» **EXERCISE**
Each record below needs to be reproduced precisely, though not its pictures.
**** DATA SUPPLIED ****
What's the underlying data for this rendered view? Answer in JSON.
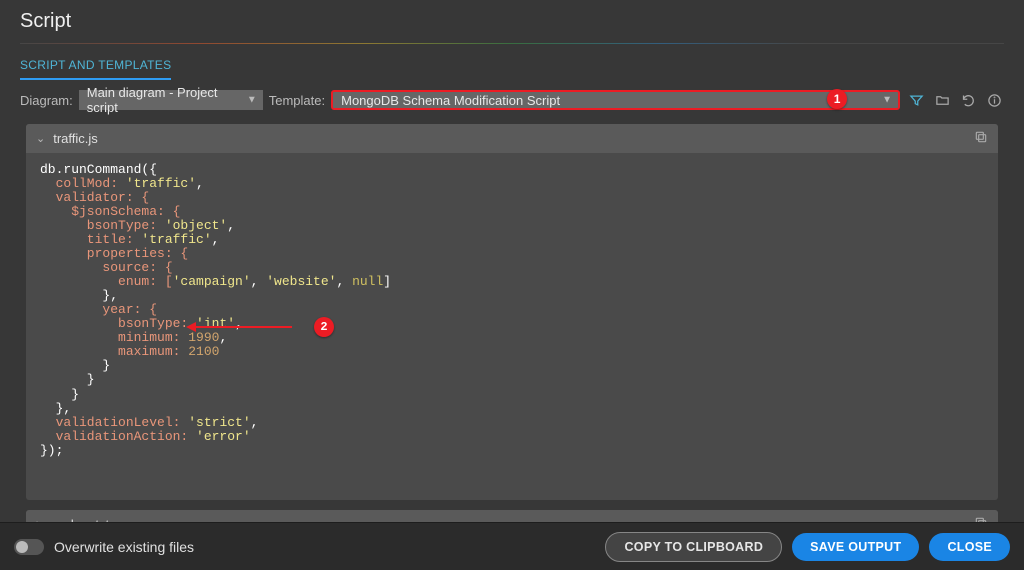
{
  "title": "Script",
  "section_tab": "SCRIPT AND TEMPLATES",
  "labels": {
    "diagram": "Diagram:",
    "template": "Template:"
  },
  "diagram_select": {
    "value": "Main diagram - Project script"
  },
  "template_select": {
    "value": "MongoDB Schema Modification Script"
  },
  "callouts": {
    "one": "1",
    "two": "2"
  },
  "icons": {
    "filter": "filter-icon",
    "folder": "folder-icon",
    "undo": "undo-icon",
    "info": "info-icon",
    "copy": "copy-icon"
  },
  "files": [
    {
      "name": "traffic.js",
      "expanded": true
    },
    {
      "name": "readme.txt",
      "expanded": false
    }
  ],
  "code": {
    "l1a": "db.runCommand({",
    "l2a": "  collMod: ",
    "l2s": "'traffic'",
    "l2b": ",",
    "l3a": "  validator: {",
    "l4a": "    $jsonSchema: {",
    "l5a": "      bsonType: ",
    "l5s": "'object'",
    "l5b": ",",
    "l6a": "      title: ",
    "l6s": "'traffic'",
    "l6b": ",",
    "l7a": "      properties: {",
    "l8a": "        source: {",
    "l9a": "          enum: [",
    "l9s1": "'campaign'",
    "l9c": ", ",
    "l9s2": "'website'",
    "l9c2": ", ",
    "l9n": "null",
    "l9b": "]",
    "l10a": "        },",
    "l11a": "        year: {",
    "l12a": "          bsonType: ",
    "l12s": "'int'",
    "l12b": ",",
    "l13a": "          minimum: ",
    "l13n": "1990",
    "l13b": ",",
    "l14a": "          maximum: ",
    "l14n": "2100",
    "l15a": "        }",
    "l16a": "      }",
    "l17a": "    }",
    "l18a": "  },",
    "l19a": "  validationLevel: ",
    "l19s": "'strict'",
    "l19b": ",",
    "l20a": "  validationAction: ",
    "l20s": "'error'",
    "l21a": "});"
  },
  "footer": {
    "overwrite_label": "Overwrite existing files",
    "copy": "COPY TO CLIPBOARD",
    "save": "SAVE OUTPUT",
    "close": "CLOSE"
  }
}
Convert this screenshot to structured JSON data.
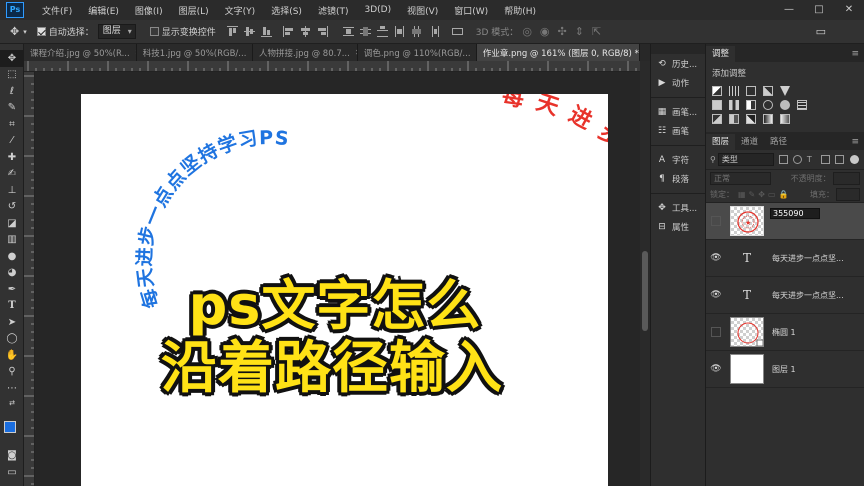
{
  "app": {
    "logo": "Ps"
  },
  "menu": [
    "文件(F)",
    "编辑(E)",
    "图像(I)",
    "图层(L)",
    "文字(Y)",
    "选择(S)",
    "滤镜(T)",
    "3D(D)",
    "视图(V)",
    "窗口(W)",
    "帮助(H)"
  ],
  "window_controls": {
    "minimize": "—",
    "maximize": "□",
    "close": "✕"
  },
  "options": {
    "auto_select_label": "自动选择：",
    "auto_select_value": "图层",
    "show_transform_label": "显示变换控件",
    "mode_3d_label": "3D 模式："
  },
  "tabs": [
    {
      "label": "课程介绍.jpg @ 50%(R...",
      "active": false
    },
    {
      "label": "科技1.jpg @ 50%(RGB/...",
      "active": false
    },
    {
      "label": "人物拼接.jpg @ 80.7...",
      "active": false
    },
    {
      "label": "调色.png @ 110%(RGB/...",
      "active": false
    },
    {
      "label": "作业章.png @ 161% (图层 0, RGB/8) *",
      "active": true
    }
  ],
  "canvas": {
    "blue_arc_text": "每天进步一点点坚持学习PS",
    "red_arc_text": "每天进步一点点坚持学习PS",
    "blue_color": "#1f74e0",
    "red_color": "#e8322a"
  },
  "overlay": {
    "line1": "ps文字怎么",
    "line2": "沿着路径输入",
    "fill_color": "#ffe216",
    "stroke_color": "#111111"
  },
  "mini_panels": [
    {
      "icon": "history-icon",
      "label": "历史..."
    },
    {
      "icon": "actions-icon",
      "label": "动作"
    },
    {
      "icon": "brushes-icon",
      "label": "画笔..."
    },
    {
      "icon": "brush-settings-icon",
      "label": "画笔"
    },
    {
      "icon": "character-icon",
      "label": "字符"
    },
    {
      "icon": "paragraph-icon",
      "label": "段落"
    },
    {
      "icon": "tools-icon",
      "label": "工具..."
    },
    {
      "icon": "properties-icon",
      "label": "属性"
    }
  ],
  "adjust_panel": {
    "tab": "调整",
    "title": "添加调整"
  },
  "layers_panel": {
    "tabs": [
      "图层",
      "通道",
      "路径"
    ],
    "filter_label": "类型",
    "blend_mode": "正常",
    "opacity_label": "不透明度：",
    "lock_label": "锁定：",
    "fill_label": "填充：",
    "layers": [
      {
        "name": "355090",
        "type": "smart",
        "visible": false,
        "selected": true,
        "editing": true
      },
      {
        "name": "每天进步一点点坚...",
        "type": "text",
        "visible": true,
        "selected": false
      },
      {
        "name": "每天进步一点点坚...",
        "type": "text",
        "visible": true,
        "selected": false
      },
      {
        "name": "椭圆 1",
        "type": "shape",
        "visible": false,
        "selected": false
      },
      {
        "name": "图层 1",
        "type": "pixel",
        "visible": true,
        "selected": false
      }
    ]
  },
  "colors": {
    "foreground": "#1a6ee0",
    "background": "#ffffff"
  }
}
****
» **EXERCISE SOLUTION**
What's the underlying data for this rendered view? Answer in JSON.
{
  "title": "Script",
  "section_tab": "SCRIPT AND TEMPLATES",
  "labels": {
    "diagram": "Diagram:",
    "template": "Template:"
  },
  "diagram_select": {
    "value": "Main diagram - Project script"
  },
  "template_select": {
    "value": "MongoDB Schema Modification Script"
  },
  "callouts": {
    "one": "1",
    "two": "2"
  },
  "icons": {
    "filter": "filter-icon",
    "folder": "folder-icon",
    "undo": "undo-icon",
    "info": "info-icon",
    "copy": "copy-icon"
  },
  "files": [
    {
      "name": "traffic.js",
      "expanded": true
    },
    {
      "name": "readme.txt",
      "expanded": false
    }
  ],
  "code": {
    "l1a": "db.runCommand({",
    "l2a": "  collMod: ",
    "l2s": "'traffic'",
    "l2b": ",",
    "l3a": "  validator: {",
    "l4a": "    $jsonSchema: {",
    "l5a": "      bsonType: ",
    "l5s": "'object'",
    "l5b": ",",
    "l6a": "      title: ",
    "l6s": "'traffic'",
    "l6b": ",",
    "l7a": "      properties: {",
    "l8a": "        source: {",
    "l9a": "          enum: [",
    "l9s1": "'campaign'",
    "l9c": ", ",
    "l9s2": "'website'",
    "l9c2": ", ",
    "l9n": "null",
    "l9b": "]",
    "l10a": "        },",
    "l11a": "        year: {",
    "l12a": "          bsonType: ",
    "l12s": "'int'",
    "l12b": ",",
    "l13a": "          minimum: ",
    "l13n": "1990",
    "l13b": ",",
    "l14a": "          maximum: ",
    "l14n": "2100",
    "l15a": "        }",
    "l16a": "      }",
    "l17a": "    }",
    "l18a": "  },",
    "l19a": "  validationLevel: ",
    "l19s": "'strict'",
    "l19b": ",",
    "l20a": "  validationAction: ",
    "l20s": "'error'",
    "l21a": "});"
  },
  "footer": {
    "overwrite_label": "Overwrite existing files",
    "copy": "COPY TO CLIPBOARD",
    "save": "SAVE OUTPUT",
    "close": "CLOSE"
  }
}
Convert this screenshot to structured JSON data.
{
  "app": {
    "logo": "Ps"
  },
  "menu": [
    "文件(F)",
    "编辑(E)",
    "图像(I)",
    "图层(L)",
    "文字(Y)",
    "选择(S)",
    "滤镜(T)",
    "3D(D)",
    "视图(V)",
    "窗口(W)",
    "帮助(H)"
  ],
  "window_controls": {
    "minimize": "—",
    "maximize": "□",
    "close": "✕"
  },
  "options": {
    "auto_select_label": "自动选择：",
    "auto_select_value": "图层",
    "show_transform_label": "显示变换控件",
    "mode_3d_label": "3D 模式："
  },
  "tabs": [
    {
      "label": "课程介绍.jpg @ 50%(R...",
      "active": false
    },
    {
      "label": "科技1.jpg @ 50%(RGB/...",
      "active": false
    },
    {
      "label": "人物拼接.jpg @ 80.7...",
      "active": false
    },
    {
      "label": "调色.png @ 110%(RGB/...",
      "active": false
    },
    {
      "label": "作业章.png @ 161% (图层 0, RGB/8) *",
      "active": true
    }
  ],
  "canvas": {
    "blue_arc_text": "每天进步一点点坚持学习PS",
    "red_arc_text": "每天进步一点点坚持学习PS",
    "blue_color": "#1f74e0",
    "red_color": "#e8322a"
  },
  "overlay": {
    "line1": "ps文字怎么",
    "line2": "沿着路径输入",
    "fill_color": "#ffe216",
    "stroke_color": "#111111"
  },
  "mini_panels": [
    {
      "icon": "history-icon",
      "label": "历史..."
    },
    {
      "icon": "actions-icon",
      "label": "动作"
    },
    {
      "icon": "brushes-icon",
      "label": "画笔..."
    },
    {
      "icon": "brush-settings-icon",
      "label": "画笔"
    },
    {
      "icon": "character-icon",
      "label": "字符"
    },
    {
      "icon": "paragraph-icon",
      "label": "段落"
    },
    {
      "icon": "tools-icon",
      "label": "工具..."
    },
    {
      "icon": "properties-icon",
      "label": "属性"
    }
  ],
  "adjust_panel": {
    "tab": "调整",
    "title": "添加调整"
  },
  "layers_panel": {
    "tabs": [
      "图层",
      "通道",
      "路径"
    ],
    "filter_label": "类型",
    "blend_mode": "正常",
    "opacity_label": "不透明度：",
    "lock_label": "锁定：",
    "fill_label": "填充：",
    "layers": [
      {
        "name": "355090",
        "type": "smart",
        "visible": false,
        "selected": true,
        "editing": true
      },
      {
        "name": "每天进步一点点坚...",
        "type": "text",
        "visible": true,
        "selected": false
      },
      {
        "name": "每天进步一点点坚...",
        "type": "text",
        "visible": true,
        "selected": false
      },
      {
        "name": "椭圆 1",
        "type": "shape",
        "visible": false,
        "selected": false
      },
      {
        "name": "图层 1",
        "type": "pixel",
        "visible": true,
        "selected": false
      }
    ]
  },
  "colors": {
    "foreground": "#1a6ee0",
    "background": "#ffffff"
  }
}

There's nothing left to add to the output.